→ Given records
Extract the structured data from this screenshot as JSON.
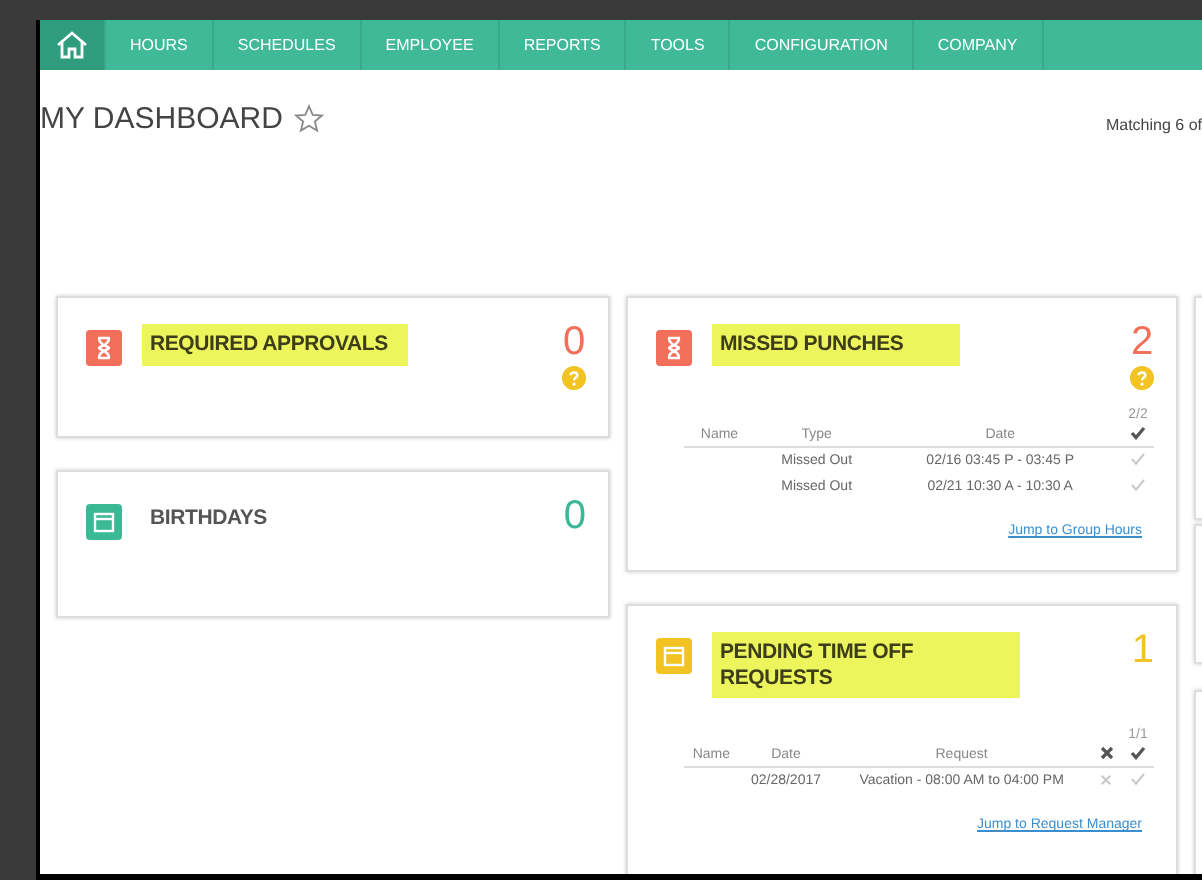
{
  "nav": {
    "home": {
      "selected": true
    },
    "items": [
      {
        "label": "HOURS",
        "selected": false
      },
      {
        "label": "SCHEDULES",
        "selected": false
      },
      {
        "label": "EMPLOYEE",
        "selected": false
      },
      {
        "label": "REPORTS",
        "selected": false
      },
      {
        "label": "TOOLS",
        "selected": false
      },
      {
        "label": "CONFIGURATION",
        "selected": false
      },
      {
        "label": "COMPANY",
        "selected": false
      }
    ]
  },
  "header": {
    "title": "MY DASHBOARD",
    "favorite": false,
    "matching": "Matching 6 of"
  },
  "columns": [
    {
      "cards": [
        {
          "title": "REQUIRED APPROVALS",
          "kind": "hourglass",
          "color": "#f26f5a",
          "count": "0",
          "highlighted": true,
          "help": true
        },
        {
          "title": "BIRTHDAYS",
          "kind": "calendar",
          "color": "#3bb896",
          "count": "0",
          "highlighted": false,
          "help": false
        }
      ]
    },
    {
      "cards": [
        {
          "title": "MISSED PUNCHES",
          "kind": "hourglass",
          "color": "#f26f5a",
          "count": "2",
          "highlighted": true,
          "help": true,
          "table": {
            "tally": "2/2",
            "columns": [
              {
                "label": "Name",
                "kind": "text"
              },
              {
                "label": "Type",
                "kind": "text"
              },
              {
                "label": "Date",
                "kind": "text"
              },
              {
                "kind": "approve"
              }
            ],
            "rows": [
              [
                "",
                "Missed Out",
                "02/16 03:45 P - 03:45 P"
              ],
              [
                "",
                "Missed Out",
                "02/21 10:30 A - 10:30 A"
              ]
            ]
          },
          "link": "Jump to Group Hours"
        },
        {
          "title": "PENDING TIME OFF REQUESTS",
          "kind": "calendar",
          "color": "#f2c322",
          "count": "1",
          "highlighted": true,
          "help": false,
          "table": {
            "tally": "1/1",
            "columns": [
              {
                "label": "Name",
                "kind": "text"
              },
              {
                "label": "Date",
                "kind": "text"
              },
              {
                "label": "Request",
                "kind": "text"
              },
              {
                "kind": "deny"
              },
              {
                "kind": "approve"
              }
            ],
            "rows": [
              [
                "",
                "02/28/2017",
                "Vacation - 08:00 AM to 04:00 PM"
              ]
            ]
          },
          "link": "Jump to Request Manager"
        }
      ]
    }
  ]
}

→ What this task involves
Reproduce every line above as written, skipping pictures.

→ Reply
Extract the structured data from this screenshot as JSON.
{
  "nav": {
    "home": {
      "selected": true
    },
    "items": [
      {
        "label": "HOURS",
        "selected": false
      },
      {
        "label": "SCHEDULES",
        "selected": false
      },
      {
        "label": "EMPLOYEE",
        "selected": false
      },
      {
        "label": "REPORTS",
        "selected": false
      },
      {
        "label": "TOOLS",
        "selected": false
      },
      {
        "label": "CONFIGURATION",
        "selected": false
      },
      {
        "label": "COMPANY",
        "selected": false
      }
    ]
  },
  "header": {
    "title": "MY DASHBOARD",
    "favorite": false,
    "matching": "Matching 6 of"
  },
  "columns": [
    {
      "cards": [
        {
          "title": "REQUIRED APPROVALS",
          "kind": "hourglass",
          "color": "#f26f5a",
          "count": "0",
          "highlighted": true,
          "help": true
        },
        {
          "title": "BIRTHDAYS",
          "kind": "calendar",
          "color": "#3bb896",
          "count": "0",
          "highlighted": false,
          "help": false
        }
      ]
    },
    {
      "cards": [
        {
          "title": "MISSED PUNCHES",
          "kind": "hourglass",
          "color": "#f26f5a",
          "count": "2",
          "highlighted": true,
          "help": true,
          "table": {
            "tally": "2/2",
            "columns": [
              {
                "label": "Name",
                "kind": "text"
              },
              {
                "label": "Type",
                "kind": "text"
              },
              {
                "label": "Date",
                "kind": "text"
              },
              {
                "kind": "approve"
              }
            ],
            "rows": [
              [
                "",
                "Missed Out",
                "02/16 03:45 P - 03:45 P"
              ],
              [
                "",
                "Missed Out",
                "02/21 10:30 A - 10:30 A"
              ]
            ]
          },
          "link": "Jump to Group Hours"
        },
        {
          "title": "PENDING TIME OFF REQUESTS",
          "kind": "calendar",
          "color": "#f2c322",
          "count": "1",
          "highlighted": true,
          "help": false,
          "table": {
            "tally": "1/1",
            "columns": [
              {
                "label": "Name",
                "kind": "text"
              },
              {
                "label": "Date",
                "kind": "text"
              },
              {
                "label": "Request",
                "kind": "text"
              },
              {
                "kind": "deny"
              },
              {
                "kind": "approve"
              }
            ],
            "rows": [
              [
                "",
                "02/28/2017",
                "Vacation - 08:00 AM to 04:00 PM"
              ]
            ]
          },
          "link": "Jump to Request Manager"
        }
      ]
    }
  ]
}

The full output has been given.